[esi adrotate group="1" cache="private" ttl="0"]

Indian summer flu

Will our Indian summer make the flu season any worse? In my opinion, yes, but not for the reasons you might think. The flu virus is not more likely to thrive as balmy September makes way for mild, if wet, October. Unlike bacteria, which do proliferate in warmer temperatures, viruses are less affected by the warmth of the surrounding environment.

But the mild Autumn may have another effect that will impact numbers of sufferers this year and death rates too – it could spread complacency about the flu vaccine. Right now, thousands of people who are eligible to have the flu jab have been sent reminders to attend for their annual vaccine. We know from figures that takeup, which is already quite low in all the at-risk groups, actually fell last year.

Vaccine uptake dropped in all clinical risk groups including pregnant women and people with chronic heart disease, in 2015/2016 compared with 2014/2015, according to NHS England.  In fact, the overall drop was just over five per cent, from 50.3 per cent of all at-risk adults dropping to 45/1 per cent in 2015/2016.

This was probably partly due to a loss of confidence due to the failure of the 2014/2015 virus, when a mutated strain of H3N2 appeared too late to be included in the formula, meant that the vaccine that was available was largely ineffective. Figures released earlier this year by the Office for National Statistics showed the biggest spike in excess 2014/2015 winter deaths in England and Wales since the 1960s (16,415 compared to 577 the previous year), and flu is likely to have been a major factor.

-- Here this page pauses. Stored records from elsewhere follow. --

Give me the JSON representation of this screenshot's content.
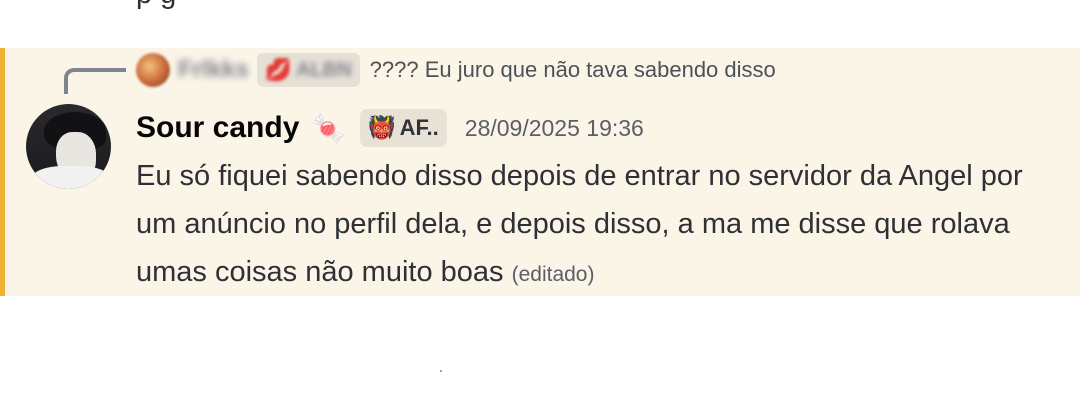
{
  "previous_message": {
    "tail_text": "p   g"
  },
  "message": {
    "reply": {
      "author_name": "Frlkks",
      "role_tag": "ALBN",
      "text": "???? Eu juro que não tava sabendo disso"
    },
    "author": {
      "name": "Sour candy",
      "badge_icon": "candy-icon",
      "role_tag": "AF..",
      "role_icon": "demon-icon"
    },
    "timestamp": "28/09/2025 19:36",
    "content": "Eu só fiquei sabendo disso depois de entrar no servidor da Angel por um anúncio no perfil dela, e depois disso, a ma me disse que rolava umas coisas não muito boas",
    "edited_label": "(editado)",
    "highlight_color": "#f0b232"
  }
}
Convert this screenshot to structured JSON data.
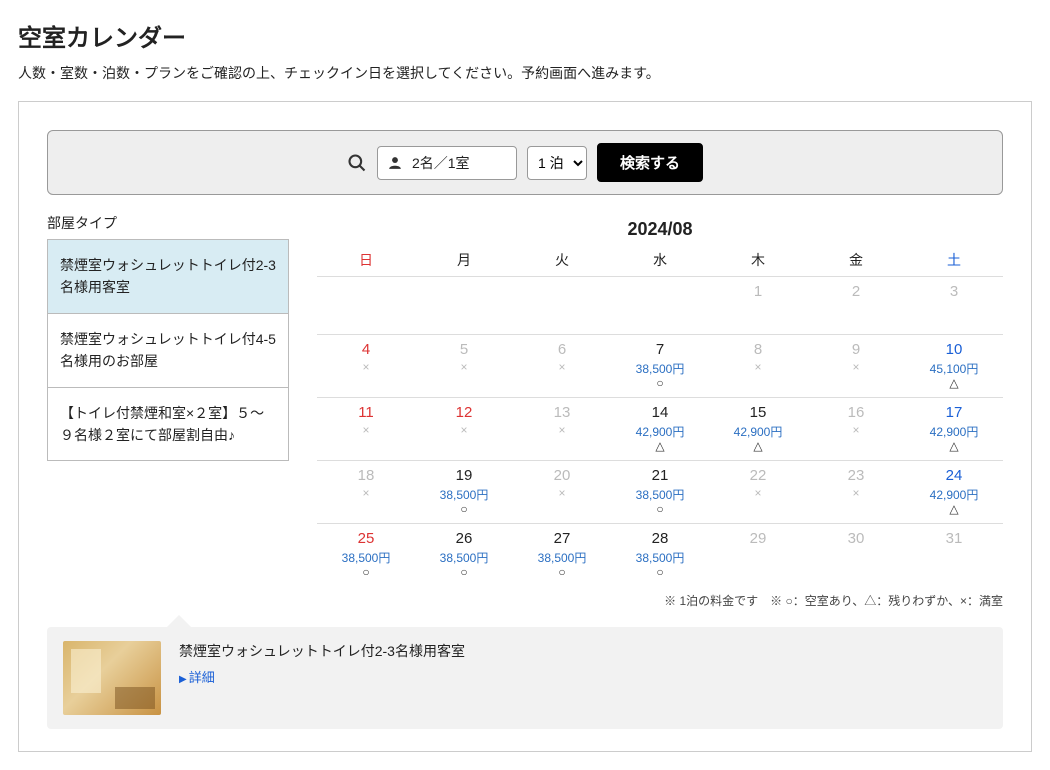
{
  "heading": "空室カレンダー",
  "subtitle": "人数・室数・泊数・プランをご確認の上、チェックイン日を選択してください。予約画面へ進みます。",
  "search": {
    "guests": "2名／1室",
    "nights": "1 泊",
    "button": "検索する"
  },
  "sidebar": {
    "title": "部屋タイプ",
    "items": [
      {
        "label": "禁煙室ウォシュレットトイレ付2-3名様用客室",
        "selected": true
      },
      {
        "label": "禁煙室ウォシュレットトイレ付4-5名様用のお部屋",
        "selected": false
      },
      {
        "label": "【トイレ付禁煙和室×２室】５～９名様２室にて部屋割自由♪",
        "selected": false
      }
    ]
  },
  "calendar": {
    "month": "2024/08",
    "dow": [
      "日",
      "月",
      "火",
      "水",
      "木",
      "金",
      "土"
    ],
    "weeks": [
      [
        {
          "d": "",
          "t": "blank"
        },
        {
          "d": "",
          "t": "blank"
        },
        {
          "d": "",
          "t": "blank"
        },
        {
          "d": "",
          "t": "blank"
        },
        {
          "d": "1",
          "t": "past"
        },
        {
          "d": "2",
          "t": "past"
        },
        {
          "d": "3",
          "t": "past",
          "sat": true
        }
      ],
      [
        {
          "d": "4",
          "t": "x",
          "sun": true
        },
        {
          "d": "5",
          "t": "x",
          "dis": true
        },
        {
          "d": "6",
          "t": "x",
          "dis": true
        },
        {
          "d": "7",
          "t": "price",
          "p": "38,500円",
          "m": "○"
        },
        {
          "d": "8",
          "t": "x",
          "dis": true
        },
        {
          "d": "9",
          "t": "x",
          "dis": true
        },
        {
          "d": "10",
          "t": "price",
          "p": "45,100円",
          "m": "△",
          "sat": true
        }
      ],
      [
        {
          "d": "11",
          "t": "x",
          "sun": true
        },
        {
          "d": "12",
          "t": "x",
          "sun": true
        },
        {
          "d": "13",
          "t": "x",
          "dis": true
        },
        {
          "d": "14",
          "t": "price",
          "p": "42,900円",
          "m": "△"
        },
        {
          "d": "15",
          "t": "price",
          "p": "42,900円",
          "m": "△"
        },
        {
          "d": "16",
          "t": "x",
          "dis": true
        },
        {
          "d": "17",
          "t": "price",
          "p": "42,900円",
          "m": "△",
          "sat": true
        }
      ],
      [
        {
          "d": "18",
          "t": "x",
          "dis": true
        },
        {
          "d": "19",
          "t": "price",
          "p": "38,500円",
          "m": "○"
        },
        {
          "d": "20",
          "t": "x",
          "dis": true
        },
        {
          "d": "21",
          "t": "price",
          "p": "38,500円",
          "m": "○"
        },
        {
          "d": "22",
          "t": "x",
          "dis": true
        },
        {
          "d": "23",
          "t": "x",
          "dis": true
        },
        {
          "d": "24",
          "t": "price",
          "p": "42,900円",
          "m": "△",
          "sat": true
        }
      ],
      [
        {
          "d": "25",
          "t": "price",
          "p": "38,500円",
          "m": "○",
          "sun": true
        },
        {
          "d": "26",
          "t": "price",
          "p": "38,500円",
          "m": "○"
        },
        {
          "d": "27",
          "t": "price",
          "p": "38,500円",
          "m": "○"
        },
        {
          "d": "28",
          "t": "price",
          "p": "38,500円",
          "m": "○"
        },
        {
          "d": "29",
          "t": "past"
        },
        {
          "d": "30",
          "t": "past"
        },
        {
          "d": "31",
          "t": "past",
          "sat": true
        }
      ]
    ],
    "legend": "※ 1泊の料金です　※ ○：空室あり、△：残りわずか、×：満室"
  },
  "detail": {
    "title": "禁煙室ウォシュレットトイレ付2-3名様用客室",
    "link": "詳細"
  }
}
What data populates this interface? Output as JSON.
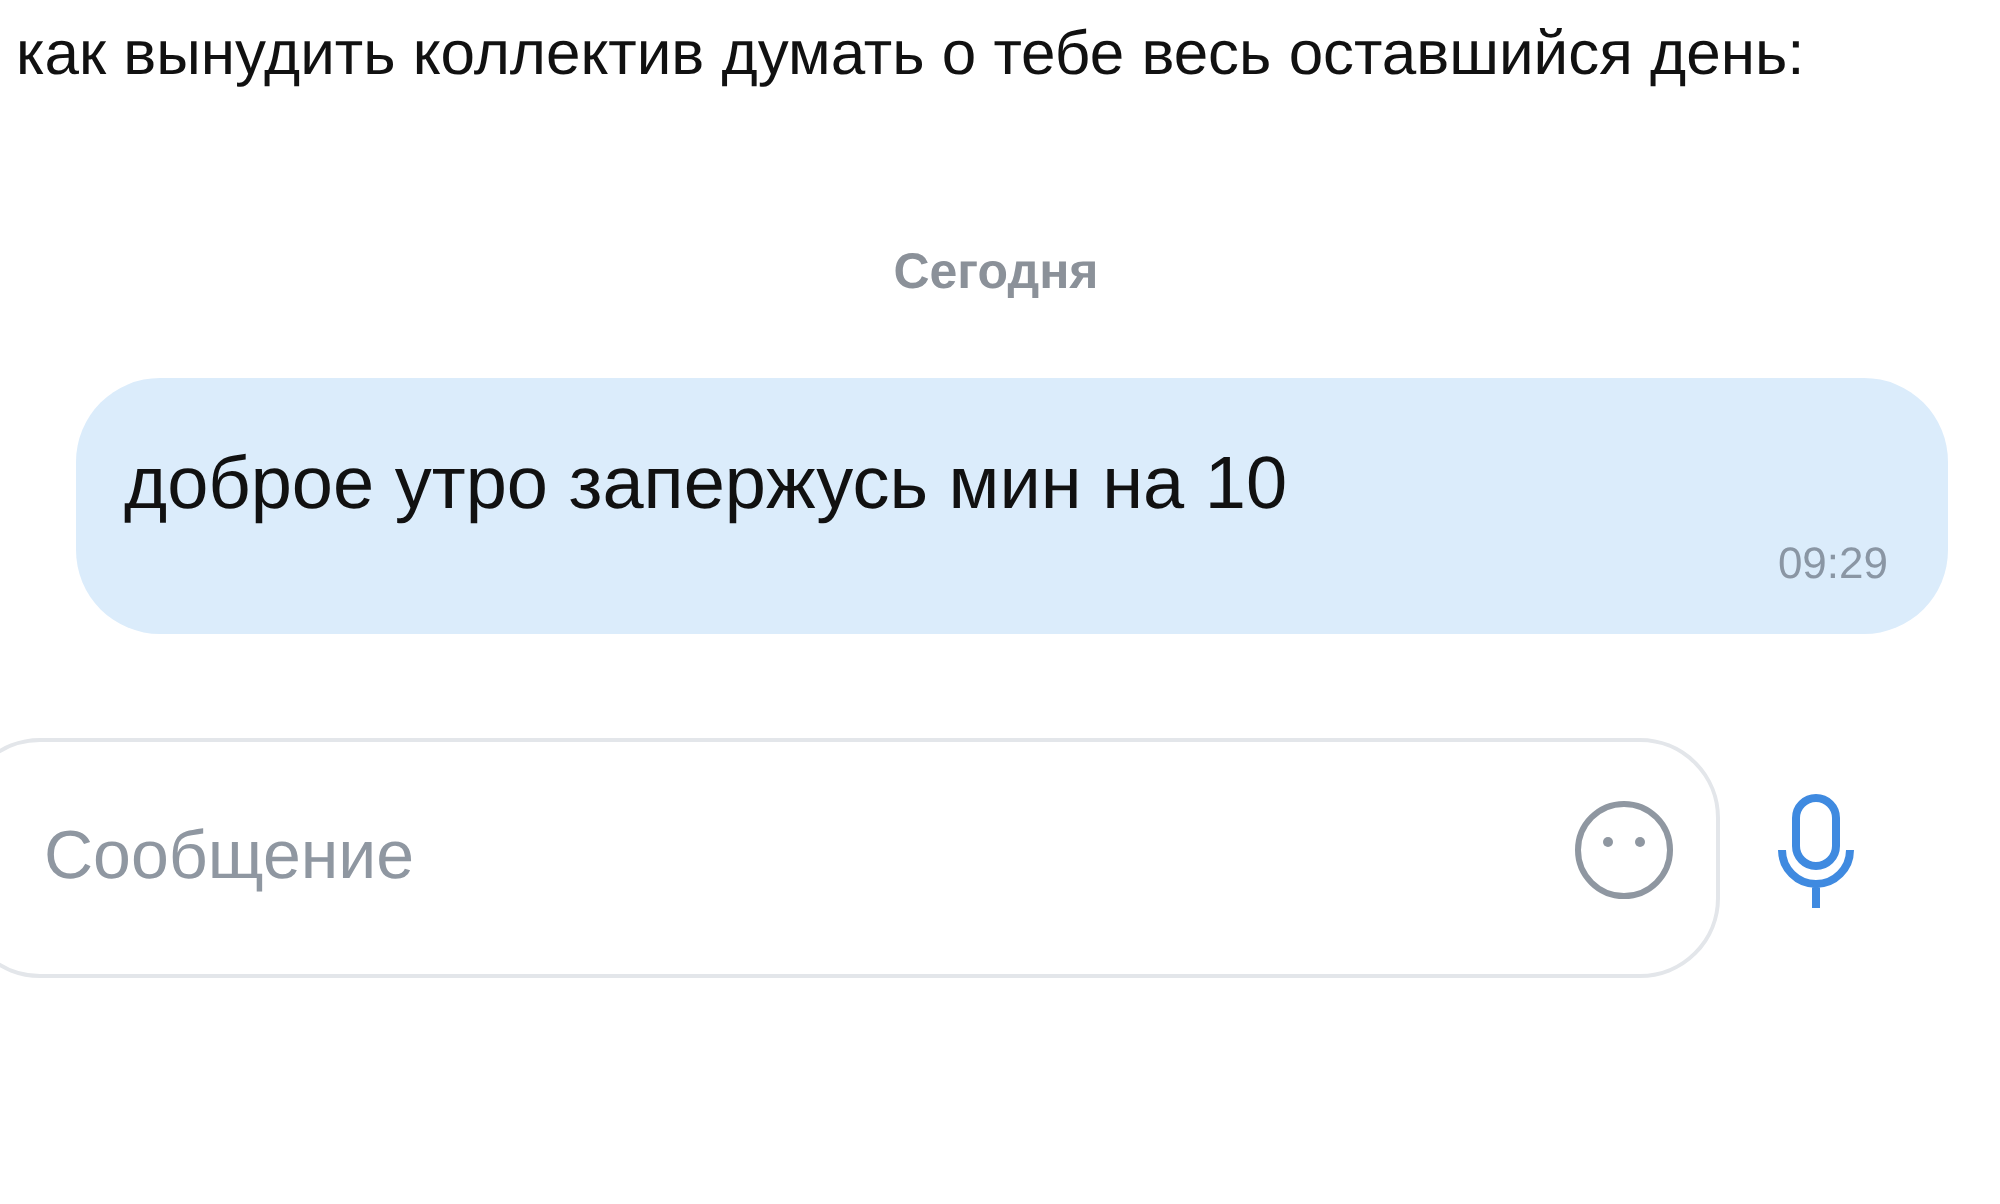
{
  "caption": "как вынудить коллектив думать о тебе весь оставшийся день:",
  "chat": {
    "date_divider": "Сегодня",
    "messages": [
      {
        "text": "доброе утро запержусь мин на 10",
        "time": "09:29"
      }
    ]
  },
  "composer": {
    "placeholder": "Сообщение"
  }
}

Every year in February, a global flu surveillance team, with input from World Health Organisation labs in Atlanta in the US, London, Melbourne in Australia, Tokyo in Japan and Beijing in China, get together to try and predict which three flu types are likely to cause the most problems in the next flu season. This is based on what has happened during the previous winter (our summer) in the Southern Hemisphere, which gives an early indication of which flu viruses are likely to affect us next. The recommendations are made six months in advance so that manufacturers have time to develop and distribute the vaccine in October and November before the ‘flu season starts in the Northern Hemisphere. The flu experts can get it wrong but there is no doubt that the flu vaccine is one of the best defences we have against this virus.

Flu pandemics have occurred every few decades, but there is good reason to believe that they may actually happen more regularly in future. This is due to the population explosion, bringing people in much closer proximity to one another allowing the virus to spread, and the increasing number of people who expect to eat meat protein, often living in close quarters with pigs, fowl and other animals that are known to harbour flu which can cross the species barrier. The good news is that we do produce vaccines that work most of the time for most of the people. And as long as a sufficient number of people continue to get vaccinated, the whole population benefits because of ‘herd immunity’.

So enjoy the balmy weather but get you flu jab too. It might save your life.

Professor John Oxford
Latest posts by Professor John Oxford (see all)

More in this category

Notify of
Inline Feedbacks
View all comments
Would love your thoughts, please comment.x